During his journey Odysseus uses what he has learned from his mistakes to return home and kill the suitors. On the island of the Cicones, and with his encounter with Polyphemus, Odysseus learns that bragging can bring damaging circumstances. On Ithaca Odysseus never brags to the suitors and is able to enter his house without the suitors knowing his real identity. He takes the punishment of Antinous and the other suitors without saying a word and is able to observe those who have invaded his home. Odysseus is able to see who is loyal and who is not and take his revenge with the suitors never knowing who he was until the final moment. Odysseus also learns to respect the gods. When he landed on Aeaea, the island of Circe, he follows the instructions given to him by Hermes so that he can overcome Circe and free his men. Odysseus follows the instructions that Circe had given him very closely; entering and leaving Hades without misfortune and using wax in the ears of his crew to pass the Sirens. Odysseus becomes a better man through his journeys and is able to return to his homeland to restore his name.
Throughout his wanderings for home, Odysseus becomes a humbler and more respectful man. The once boastful man learns that his bragging can bring people against him, and is quieter than before he left for Troy. He also learns that the immortal gods of Olympus can be merciful and bring great prosperity, but they also punish those that disobey their wishes. Every time Odysseus has not been respectful he has been severely punished and his trip home delayed.
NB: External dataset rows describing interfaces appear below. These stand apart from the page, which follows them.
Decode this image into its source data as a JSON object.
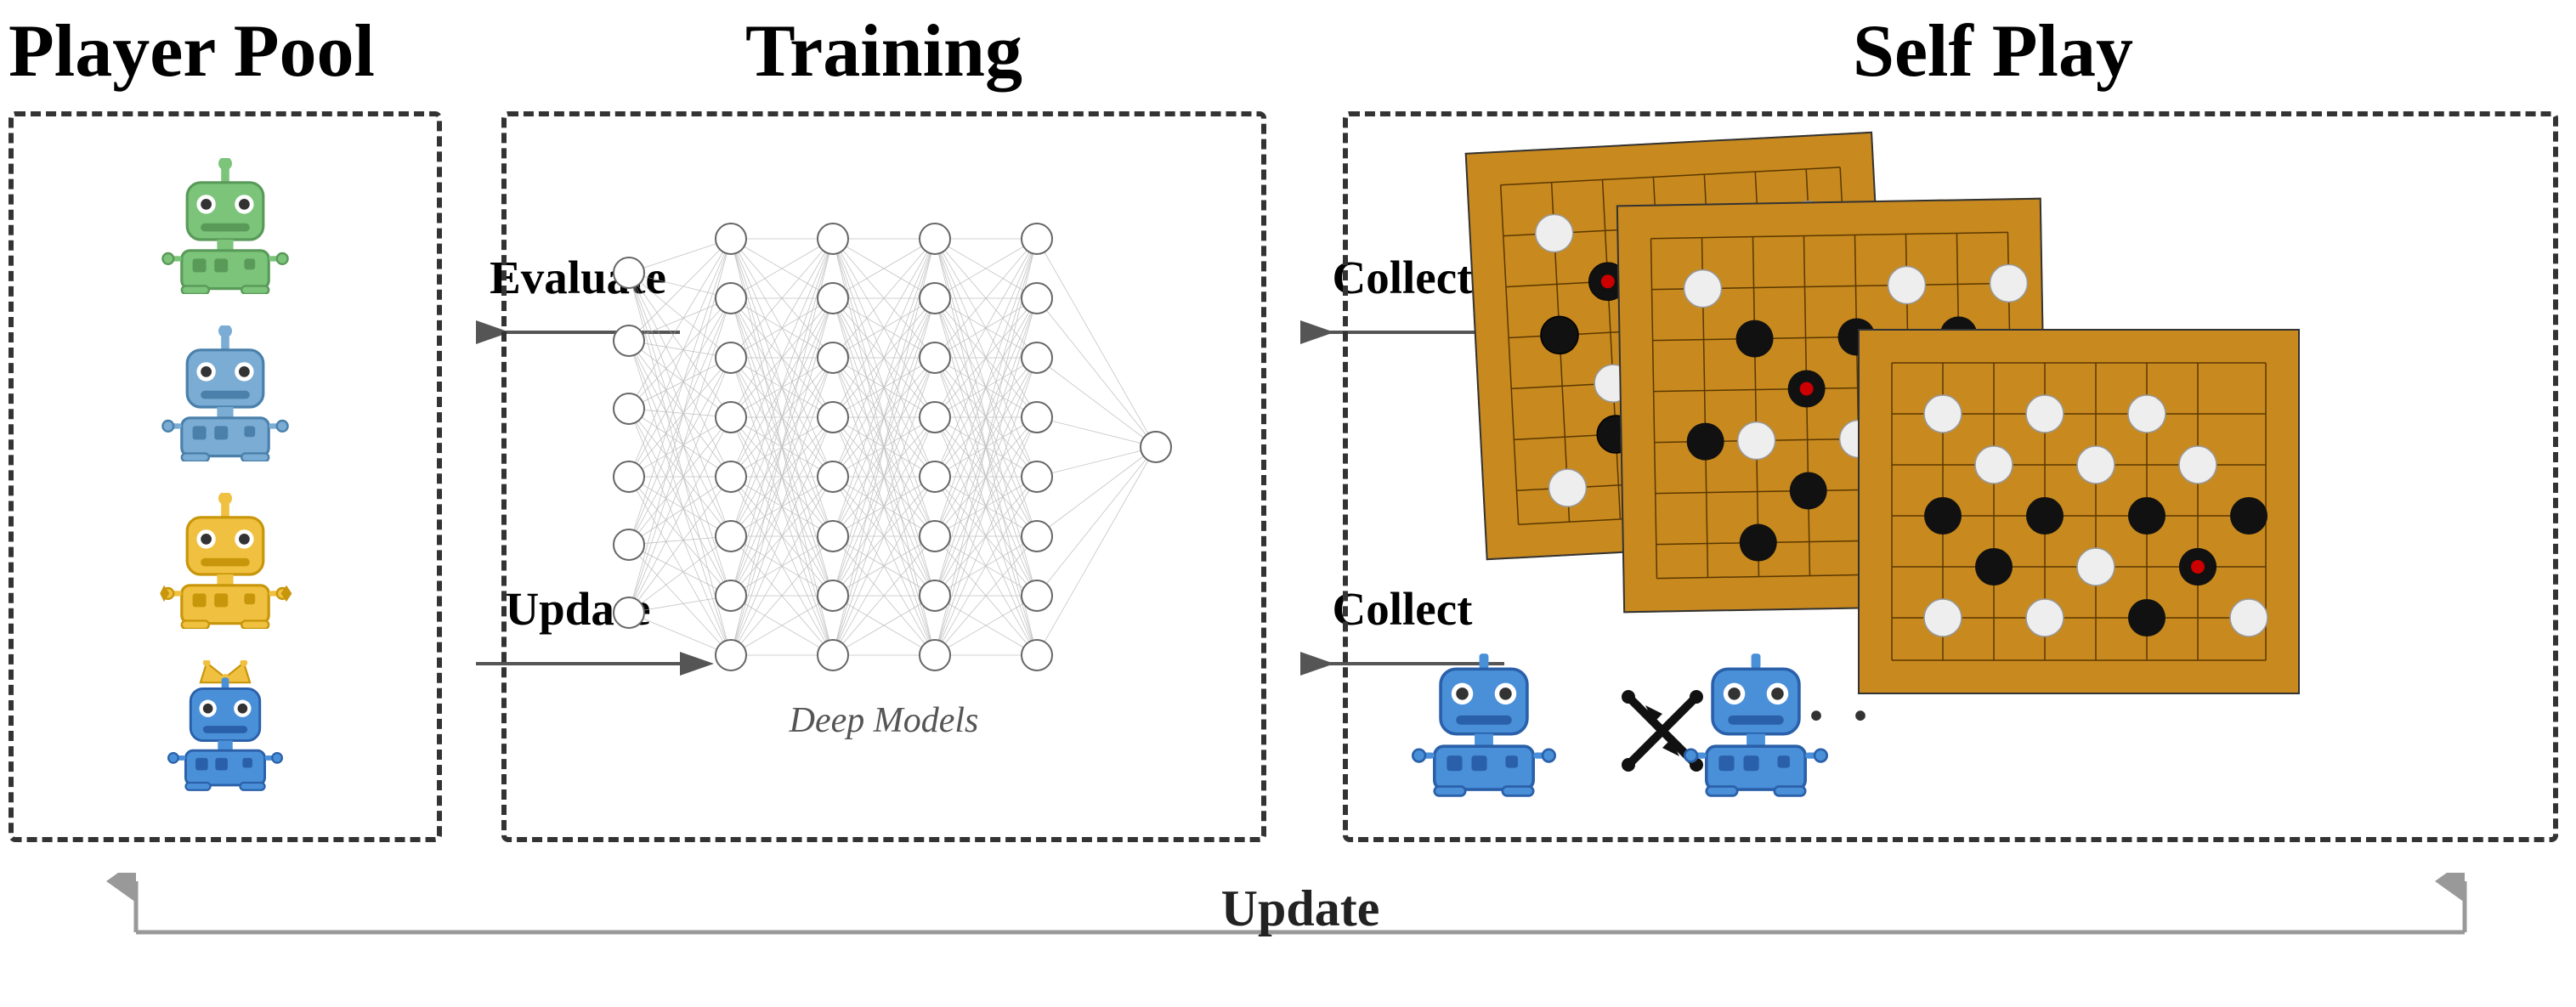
{
  "playerPool": {
    "title": "Player Pool",
    "robots": [
      {
        "color": "#7bc47a",
        "crown": false,
        "id": "green-robot"
      },
      {
        "color": "#7bacd4",
        "crown": false,
        "id": "blue-robot-1"
      },
      {
        "color": "#f0c040",
        "crown": false,
        "id": "yellow-robot"
      },
      {
        "color": "#4a90d9",
        "crown": true,
        "id": "blue-robot-crown"
      }
    ]
  },
  "training": {
    "title": "Training",
    "deepModelsLabel": "Deep Models"
  },
  "selfPlay": {
    "title": "Self Play"
  },
  "arrows": {
    "evaluate": "Evaluate",
    "update": "Update",
    "collect1": "Collect",
    "collect2": "Collect",
    "bottomUpdate": "Update"
  },
  "colors": {
    "background": "#ffffff",
    "border": "#333333",
    "arrow": "#666666",
    "boardColor": "#c8891e",
    "greenRobot": "#7bc47a",
    "blueRobot": "#7bacd4",
    "yellowRobot": "#f0c040",
    "blueRobotCrown": "#4a90d9"
  }
}
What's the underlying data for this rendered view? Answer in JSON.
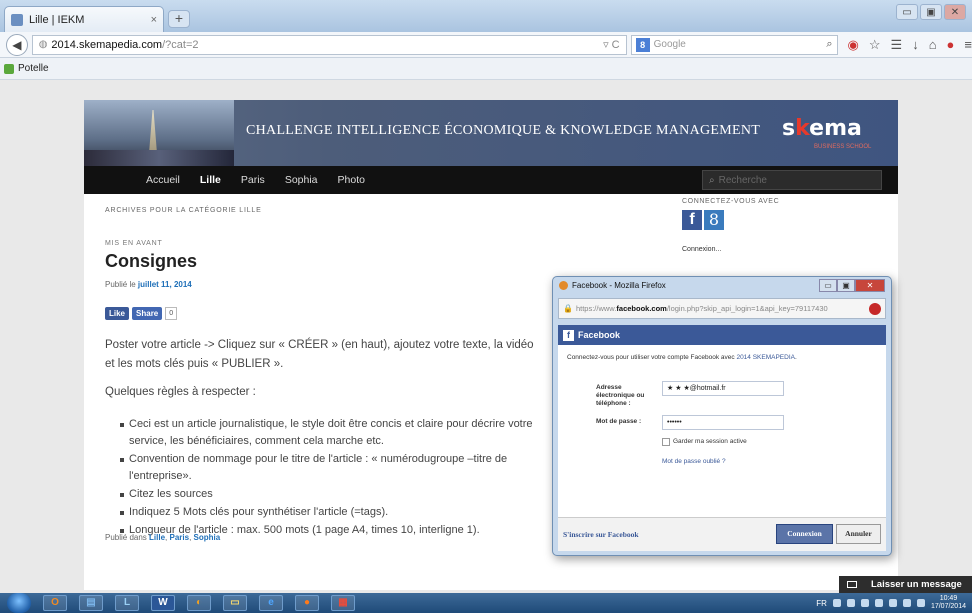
{
  "browser": {
    "tab_title": "Lille | IEKM",
    "tab_close": "×",
    "new_tab": "+",
    "url_host": "2014.skemapedia.com",
    "url_path": "/?cat=2",
    "search_placeholder": "Google",
    "bookmark": "Potelle"
  },
  "site": {
    "banner_title": "CHALLENGE INTELLIGENCE ÉCONOMIQUE & KNOWLEDGE MANAGEMENT",
    "logo_a": "s",
    "logo_k": "k",
    "logo_b": "ema",
    "tagline": "BUSINESS SCHOOL",
    "menu": [
      "Accueil",
      "Lille",
      "Paris",
      "Sophia",
      "Photo"
    ],
    "search_placeholder": "Recherche"
  },
  "article": {
    "archive_label": "ARCHIVES POUR LA CATÉGORIE LILLE",
    "featured": "MIS EN AVANT",
    "title": "Consignes",
    "meta_prefix": "Publié le ",
    "date": "juillet 11, 2014",
    "like": "Like",
    "share": "Share",
    "count": "0",
    "intro": "Poster votre article -> Cliquez sur « CRÉER » (en haut), ajoutez votre texte, la vidéo et les mots clés puis « PUBLIER ».",
    "rules_heading": "Quelques règles à respecter :",
    "rules": [
      "Ceci est un article journalistique, le style doit être concis et claire pour décrire votre service, les bénéficiaires, comment cela marche etc.",
      "Convention de nommage pour le titre de l'article : « numérodugroupe –titre de l'entreprise».",
      "Citez les sources",
      "Indiquez 5 Mots clés pour synthétiser l'article (=tags).",
      "Longueur de l'article : max. 500 mots (1 page A4, times 10, interligne 1)."
    ],
    "cats_prefix": "Publié dans ",
    "cats": [
      "Lille",
      "Paris",
      "Sophia"
    ]
  },
  "sidebar": {
    "connect_label": "CONNECTEZ-VOUS AVEC",
    "fb_glyph": "f",
    "g_glyph": "8",
    "connexion": "Connexion..."
  },
  "popup": {
    "window_title": "Facebook - Mozilla Firefox",
    "url_prefix": "https://www.",
    "url_host": "facebook.com",
    "url_rest": "/login.php?skip_api_login=1&api_key=79117430",
    "fb_title": "Facebook",
    "message_prefix": "Connectez-vous pour utiliser votre compte Facebook avec ",
    "app_name": "2014 SKEMAPEDIA",
    "message_suffix": ".",
    "email_label": "Adresse électronique ou téléphone :",
    "email_value": "★ ★ ★@hotmail.fr",
    "password_label": "Mot de passe :",
    "password_value": "••••••",
    "keep_session": "Garder ma session active",
    "forgot": "Mot de passe oublié ?",
    "register": "S'inscrire sur Facebook",
    "login_button": "Connexion",
    "cancel_button": "Annuler"
  },
  "widget": {
    "leave_message": "Laisser un message"
  },
  "taskbar": {
    "lang": "FR",
    "time": "10:49",
    "date": "17/07/2014"
  }
}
Out of this great tragedy he has become a greater man to regain his kingdom and live a long life.
By Sam Stubbins